Kingdom evangelism is holistic

I'm really enjoying Redeemer's Church Planter Manual by Tim Keller and J. Allen Thompson. It's a treasure trove of really helpful material on church planting, developing a philosophy of ministry, corporate renewal, and cultural engagement.

I enjoyed this quote today:

The renewal of Christ's salvation ultimately includes a renewed universe...there is no part of our existence that is untouched by His blessing. Christ's miracles were miracles of the Kingdom, performed as signs of what the Kingdom means...His blessing was pronounced upon the poor, the afflicted, the burdened and heavy-laden who came to Him and believed in Him. The miraculous signs that attested Jesus' deity and authenticated the witness of those who transmitted the gospel to the church is not continued, for their purpose was fulfilled. But the pattern of the kingdom that was revealed through those signs must continue in the church...Kingdom evangelism is therefore holistic as it transmits by word and deed the promise of Christ for body and soul as well as the demand of Christ for body and soul. (Edmund P. Clowney, The Pastor Evangelist)

So long Dr. Robert Webber

Dr. Robert Webber, author of The Younger Evangelicals, has died.

Jordon Cooper interviewed Webber a few years back. When I think of Robert Webber I think of this part of the interview:

Many pragmatic churches, like old shopping malls are dying. Very few people under 30 are in pragmatic churches. The handwriting is on the wall. Leave. Do a start up church. Be a tentmaker. Build communities. Small groups. Neighborhood churches. Be willing to let your life die for Jesus as you break with the market driven, culture shaped, numbers oriented, Wall-Mart-something-for-everyone church. Be an Abraham and take a risk. God will show up and lead the way.
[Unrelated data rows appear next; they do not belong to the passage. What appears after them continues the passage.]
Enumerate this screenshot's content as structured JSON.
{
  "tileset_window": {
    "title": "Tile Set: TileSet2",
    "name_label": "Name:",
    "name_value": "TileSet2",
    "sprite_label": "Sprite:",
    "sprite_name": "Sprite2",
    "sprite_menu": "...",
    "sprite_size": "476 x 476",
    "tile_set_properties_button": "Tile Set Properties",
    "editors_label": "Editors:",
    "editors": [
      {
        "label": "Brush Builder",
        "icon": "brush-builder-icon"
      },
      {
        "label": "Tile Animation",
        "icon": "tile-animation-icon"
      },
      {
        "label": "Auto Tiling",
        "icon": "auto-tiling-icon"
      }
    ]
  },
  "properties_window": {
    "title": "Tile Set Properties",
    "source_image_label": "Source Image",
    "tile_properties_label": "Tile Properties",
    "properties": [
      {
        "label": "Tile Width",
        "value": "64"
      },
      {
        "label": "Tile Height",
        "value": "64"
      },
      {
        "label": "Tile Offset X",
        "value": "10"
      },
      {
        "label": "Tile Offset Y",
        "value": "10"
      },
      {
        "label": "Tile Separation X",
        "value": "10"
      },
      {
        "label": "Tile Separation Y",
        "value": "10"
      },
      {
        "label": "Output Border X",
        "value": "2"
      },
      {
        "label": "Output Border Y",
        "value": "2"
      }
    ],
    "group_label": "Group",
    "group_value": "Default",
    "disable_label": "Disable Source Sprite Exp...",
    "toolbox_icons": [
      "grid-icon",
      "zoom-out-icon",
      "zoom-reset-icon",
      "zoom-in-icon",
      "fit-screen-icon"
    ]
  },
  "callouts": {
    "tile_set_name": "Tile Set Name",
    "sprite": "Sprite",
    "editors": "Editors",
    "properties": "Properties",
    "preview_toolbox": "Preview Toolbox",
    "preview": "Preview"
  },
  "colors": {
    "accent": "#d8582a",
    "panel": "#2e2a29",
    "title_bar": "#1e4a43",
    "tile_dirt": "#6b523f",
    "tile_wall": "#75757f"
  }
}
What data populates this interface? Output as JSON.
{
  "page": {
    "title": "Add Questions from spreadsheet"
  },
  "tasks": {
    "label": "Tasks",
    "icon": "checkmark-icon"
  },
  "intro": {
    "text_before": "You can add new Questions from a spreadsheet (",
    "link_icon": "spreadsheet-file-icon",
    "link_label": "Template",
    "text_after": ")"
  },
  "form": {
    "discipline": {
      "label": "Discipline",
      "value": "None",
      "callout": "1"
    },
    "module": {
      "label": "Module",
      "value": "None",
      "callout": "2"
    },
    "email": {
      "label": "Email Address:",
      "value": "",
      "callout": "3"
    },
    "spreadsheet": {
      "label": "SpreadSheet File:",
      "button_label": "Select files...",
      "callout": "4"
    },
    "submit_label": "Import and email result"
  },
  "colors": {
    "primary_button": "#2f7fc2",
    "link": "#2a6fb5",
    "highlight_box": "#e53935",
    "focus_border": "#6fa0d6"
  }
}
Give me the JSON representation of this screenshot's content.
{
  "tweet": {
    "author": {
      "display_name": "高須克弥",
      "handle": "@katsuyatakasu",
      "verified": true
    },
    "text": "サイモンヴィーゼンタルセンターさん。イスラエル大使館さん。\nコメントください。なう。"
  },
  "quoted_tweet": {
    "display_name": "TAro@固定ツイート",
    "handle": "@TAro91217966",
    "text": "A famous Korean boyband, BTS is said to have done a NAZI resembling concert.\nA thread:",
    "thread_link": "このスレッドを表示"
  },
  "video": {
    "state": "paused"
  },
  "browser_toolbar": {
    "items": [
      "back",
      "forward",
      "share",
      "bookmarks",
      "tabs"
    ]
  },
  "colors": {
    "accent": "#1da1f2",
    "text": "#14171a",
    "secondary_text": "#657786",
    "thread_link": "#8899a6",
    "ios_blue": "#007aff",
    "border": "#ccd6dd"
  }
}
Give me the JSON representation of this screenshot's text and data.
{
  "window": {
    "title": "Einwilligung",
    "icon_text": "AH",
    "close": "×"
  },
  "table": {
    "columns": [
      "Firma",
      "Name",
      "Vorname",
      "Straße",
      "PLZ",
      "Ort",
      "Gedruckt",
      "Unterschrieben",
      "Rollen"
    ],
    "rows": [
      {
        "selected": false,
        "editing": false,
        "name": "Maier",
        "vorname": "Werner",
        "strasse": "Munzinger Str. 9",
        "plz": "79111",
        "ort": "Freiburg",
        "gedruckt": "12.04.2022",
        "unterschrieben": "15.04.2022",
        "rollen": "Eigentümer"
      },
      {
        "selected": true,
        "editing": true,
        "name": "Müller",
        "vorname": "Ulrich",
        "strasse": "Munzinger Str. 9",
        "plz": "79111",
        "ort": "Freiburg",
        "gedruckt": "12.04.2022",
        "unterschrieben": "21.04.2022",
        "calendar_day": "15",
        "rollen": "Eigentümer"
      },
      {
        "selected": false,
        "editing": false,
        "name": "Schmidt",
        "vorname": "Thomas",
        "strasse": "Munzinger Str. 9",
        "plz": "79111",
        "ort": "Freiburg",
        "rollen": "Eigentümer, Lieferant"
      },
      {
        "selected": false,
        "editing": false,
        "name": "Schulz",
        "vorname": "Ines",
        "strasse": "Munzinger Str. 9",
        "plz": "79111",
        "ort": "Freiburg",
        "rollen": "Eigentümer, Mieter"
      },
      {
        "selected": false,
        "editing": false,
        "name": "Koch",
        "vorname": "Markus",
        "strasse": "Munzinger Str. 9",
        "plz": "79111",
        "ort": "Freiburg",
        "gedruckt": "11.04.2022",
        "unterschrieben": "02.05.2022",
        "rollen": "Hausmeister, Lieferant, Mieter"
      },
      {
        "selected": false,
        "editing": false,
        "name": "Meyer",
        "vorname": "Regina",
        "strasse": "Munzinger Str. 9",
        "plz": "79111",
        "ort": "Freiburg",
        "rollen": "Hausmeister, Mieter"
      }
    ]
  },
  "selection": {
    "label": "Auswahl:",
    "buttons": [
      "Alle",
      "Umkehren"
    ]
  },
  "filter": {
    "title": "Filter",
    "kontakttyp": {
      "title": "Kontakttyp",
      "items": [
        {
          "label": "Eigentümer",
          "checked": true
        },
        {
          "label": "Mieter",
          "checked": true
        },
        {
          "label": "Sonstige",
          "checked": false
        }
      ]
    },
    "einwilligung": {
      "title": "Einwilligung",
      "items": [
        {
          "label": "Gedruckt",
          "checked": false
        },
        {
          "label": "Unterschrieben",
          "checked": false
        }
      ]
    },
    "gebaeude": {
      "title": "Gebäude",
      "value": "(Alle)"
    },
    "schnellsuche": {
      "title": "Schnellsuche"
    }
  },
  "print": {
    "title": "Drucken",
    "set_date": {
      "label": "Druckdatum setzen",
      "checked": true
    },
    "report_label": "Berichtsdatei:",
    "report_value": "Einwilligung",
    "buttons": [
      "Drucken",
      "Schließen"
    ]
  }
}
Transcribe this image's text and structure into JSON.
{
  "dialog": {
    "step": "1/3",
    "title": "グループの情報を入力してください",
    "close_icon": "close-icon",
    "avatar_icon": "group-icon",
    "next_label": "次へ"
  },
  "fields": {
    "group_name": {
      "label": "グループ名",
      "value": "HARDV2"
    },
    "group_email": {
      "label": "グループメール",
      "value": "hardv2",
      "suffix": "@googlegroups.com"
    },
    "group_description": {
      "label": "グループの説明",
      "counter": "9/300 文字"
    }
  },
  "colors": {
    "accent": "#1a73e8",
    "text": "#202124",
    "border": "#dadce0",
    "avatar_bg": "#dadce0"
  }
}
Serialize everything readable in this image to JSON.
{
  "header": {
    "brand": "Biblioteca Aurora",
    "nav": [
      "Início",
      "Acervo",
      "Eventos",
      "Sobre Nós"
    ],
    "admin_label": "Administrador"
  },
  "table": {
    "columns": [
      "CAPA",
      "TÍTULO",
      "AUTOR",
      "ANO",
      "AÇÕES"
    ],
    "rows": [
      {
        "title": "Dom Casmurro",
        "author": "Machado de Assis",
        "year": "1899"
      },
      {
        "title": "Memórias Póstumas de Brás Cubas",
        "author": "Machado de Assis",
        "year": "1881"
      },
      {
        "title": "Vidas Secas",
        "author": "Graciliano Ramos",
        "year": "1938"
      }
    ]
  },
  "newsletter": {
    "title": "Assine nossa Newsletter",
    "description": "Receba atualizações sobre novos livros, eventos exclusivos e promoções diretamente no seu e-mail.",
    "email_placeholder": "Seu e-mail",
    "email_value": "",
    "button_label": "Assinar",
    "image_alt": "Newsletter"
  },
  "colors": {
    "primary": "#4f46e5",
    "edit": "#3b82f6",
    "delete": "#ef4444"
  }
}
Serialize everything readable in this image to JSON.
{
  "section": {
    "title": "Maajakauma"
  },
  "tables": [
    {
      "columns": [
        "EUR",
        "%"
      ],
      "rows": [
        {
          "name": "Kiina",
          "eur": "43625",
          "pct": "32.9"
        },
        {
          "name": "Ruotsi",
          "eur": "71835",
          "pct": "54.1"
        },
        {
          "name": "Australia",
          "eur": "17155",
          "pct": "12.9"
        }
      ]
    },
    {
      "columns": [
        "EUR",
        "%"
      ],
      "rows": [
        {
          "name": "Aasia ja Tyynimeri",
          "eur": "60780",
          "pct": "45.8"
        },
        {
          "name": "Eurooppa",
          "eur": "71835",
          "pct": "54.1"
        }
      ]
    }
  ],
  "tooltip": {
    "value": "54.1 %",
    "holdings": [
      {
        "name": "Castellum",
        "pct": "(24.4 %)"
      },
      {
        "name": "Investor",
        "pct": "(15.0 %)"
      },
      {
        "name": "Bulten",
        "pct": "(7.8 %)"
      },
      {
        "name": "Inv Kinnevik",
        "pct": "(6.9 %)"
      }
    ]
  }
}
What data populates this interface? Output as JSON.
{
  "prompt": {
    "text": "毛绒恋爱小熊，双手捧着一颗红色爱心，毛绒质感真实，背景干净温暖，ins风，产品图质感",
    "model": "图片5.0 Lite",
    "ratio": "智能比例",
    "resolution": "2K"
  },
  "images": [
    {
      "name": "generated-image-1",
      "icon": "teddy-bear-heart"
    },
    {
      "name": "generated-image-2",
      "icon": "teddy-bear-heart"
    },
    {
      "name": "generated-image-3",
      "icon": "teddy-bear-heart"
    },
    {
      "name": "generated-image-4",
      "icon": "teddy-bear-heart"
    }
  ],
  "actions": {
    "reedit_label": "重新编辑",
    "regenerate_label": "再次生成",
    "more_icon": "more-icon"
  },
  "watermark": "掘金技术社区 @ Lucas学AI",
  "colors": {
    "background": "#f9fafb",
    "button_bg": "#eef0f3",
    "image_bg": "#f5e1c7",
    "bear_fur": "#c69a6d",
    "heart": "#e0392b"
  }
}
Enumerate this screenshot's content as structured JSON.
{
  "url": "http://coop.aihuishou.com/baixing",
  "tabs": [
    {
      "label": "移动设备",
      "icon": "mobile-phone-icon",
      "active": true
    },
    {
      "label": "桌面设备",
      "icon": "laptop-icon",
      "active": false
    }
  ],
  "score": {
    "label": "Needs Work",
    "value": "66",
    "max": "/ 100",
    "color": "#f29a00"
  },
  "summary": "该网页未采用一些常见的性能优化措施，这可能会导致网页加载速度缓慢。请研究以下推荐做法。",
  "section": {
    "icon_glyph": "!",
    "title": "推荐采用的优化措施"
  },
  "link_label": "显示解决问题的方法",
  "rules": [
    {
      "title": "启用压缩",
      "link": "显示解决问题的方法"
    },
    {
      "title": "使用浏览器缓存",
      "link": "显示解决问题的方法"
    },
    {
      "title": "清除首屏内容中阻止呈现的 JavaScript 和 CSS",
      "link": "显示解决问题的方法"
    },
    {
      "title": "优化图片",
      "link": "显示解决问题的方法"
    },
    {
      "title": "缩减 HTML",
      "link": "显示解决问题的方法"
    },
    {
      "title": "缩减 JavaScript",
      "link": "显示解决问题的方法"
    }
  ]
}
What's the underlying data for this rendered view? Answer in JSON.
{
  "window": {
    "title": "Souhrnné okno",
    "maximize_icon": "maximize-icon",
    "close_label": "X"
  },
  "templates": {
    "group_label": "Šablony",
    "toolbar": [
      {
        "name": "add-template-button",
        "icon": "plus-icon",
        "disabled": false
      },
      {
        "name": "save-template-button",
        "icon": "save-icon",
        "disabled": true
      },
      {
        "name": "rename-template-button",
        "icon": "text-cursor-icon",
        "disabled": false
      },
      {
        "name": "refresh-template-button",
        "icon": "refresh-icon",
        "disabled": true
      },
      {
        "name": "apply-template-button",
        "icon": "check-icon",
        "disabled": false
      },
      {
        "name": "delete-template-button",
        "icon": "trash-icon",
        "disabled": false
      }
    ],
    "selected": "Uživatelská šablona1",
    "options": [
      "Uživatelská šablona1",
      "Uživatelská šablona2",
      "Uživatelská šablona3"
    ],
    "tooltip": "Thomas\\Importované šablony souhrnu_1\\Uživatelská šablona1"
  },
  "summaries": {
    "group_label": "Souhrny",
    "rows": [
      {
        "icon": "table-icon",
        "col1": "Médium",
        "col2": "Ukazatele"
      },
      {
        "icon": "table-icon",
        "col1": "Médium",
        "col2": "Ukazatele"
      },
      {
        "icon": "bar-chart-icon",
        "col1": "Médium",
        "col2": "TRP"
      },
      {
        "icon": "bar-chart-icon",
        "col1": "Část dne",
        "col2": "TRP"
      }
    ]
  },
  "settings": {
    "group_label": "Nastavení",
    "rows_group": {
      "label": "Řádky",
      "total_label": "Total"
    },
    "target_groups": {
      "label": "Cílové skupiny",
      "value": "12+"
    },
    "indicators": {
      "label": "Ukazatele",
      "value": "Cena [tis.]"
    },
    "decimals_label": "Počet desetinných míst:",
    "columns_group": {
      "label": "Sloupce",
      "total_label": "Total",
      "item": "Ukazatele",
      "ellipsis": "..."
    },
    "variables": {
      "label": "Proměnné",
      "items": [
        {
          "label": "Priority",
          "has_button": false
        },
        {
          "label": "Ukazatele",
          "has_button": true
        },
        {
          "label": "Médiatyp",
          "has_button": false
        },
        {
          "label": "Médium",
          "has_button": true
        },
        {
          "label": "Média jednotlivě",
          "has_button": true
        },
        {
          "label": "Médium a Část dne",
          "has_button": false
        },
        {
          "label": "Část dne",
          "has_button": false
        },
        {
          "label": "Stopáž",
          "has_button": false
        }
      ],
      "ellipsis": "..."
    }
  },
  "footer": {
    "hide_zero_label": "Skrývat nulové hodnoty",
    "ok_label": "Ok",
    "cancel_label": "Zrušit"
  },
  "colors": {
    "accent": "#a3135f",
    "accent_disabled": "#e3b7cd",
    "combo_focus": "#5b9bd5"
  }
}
Information diet

I got a review copy of The 4-Hour Workweek, which has been a fascinating read. I'll have more thoughts (good and bad) later.

So far my favorite part of the book has come from the section on eliminating what's not necessary from your life. One chapter is on the "low information diet." The author quotes Ralph Waldo Emerson: "There are many things of which a wise man might wish to be ignorant." He then comments:

The first step [to selective ignorance] is to develop and maintain a low-information diet. Just as modern man consumes both too many calories and calories of no nutritional value, information workers eat data both in excess and from the wrong sources.


You may not want to go as far as some of these ideas but here's what I've just done:

  • cancelled some of my magazine subscriptions - I get way too many
  • cancelled my newspaper subscription as a trial
  • pruned Google Reader - always a hard thing to do (still follow 78 blogs)

Some of this happened naturally last year when I wanted to get my thesis done. Now that it's done, it's tempting to allow unnecessary stuff to creep back into my life.

Worth reading this post and thinking about how an information diet could fit into your life.

Shepherds or CEOs?

This post is from the defunct blog "Dying Church"

Sally Morgenthaler writes "about our cultural shift away from an autocratic CEO model of leadership toward a more reflexive and cooperative model, and why many churches have failed to get the memo":

Large-church leaders have been trained in the modern, command-and-control paradigm for thirty years. Here, organizations aren’t seen so much as gatherings of people with a common purpose but as machines. There is no irony here. Machine parts don’t have minds or muscles to flex. They don’t contribute to a process or innovate improvements. Machine parts simply do their job, which is, of course, to keep the machine functioning.

The mechanical paradigm of organization largely explains why modern church leaders are trained as CEOs, not shepherds.


This post is from the defunct blog "Dying Church"

LT at The Heresy reacts to The People Formerly Known as the Congregation meme:

The time has come to move beyond blaming "the church" or "the pastors" for our problems. It is easy to rail against a faceless intangible segment of the church. If we actually start identifying the concrete problems in our sphere of influence then we'd be responsible to act on those problems.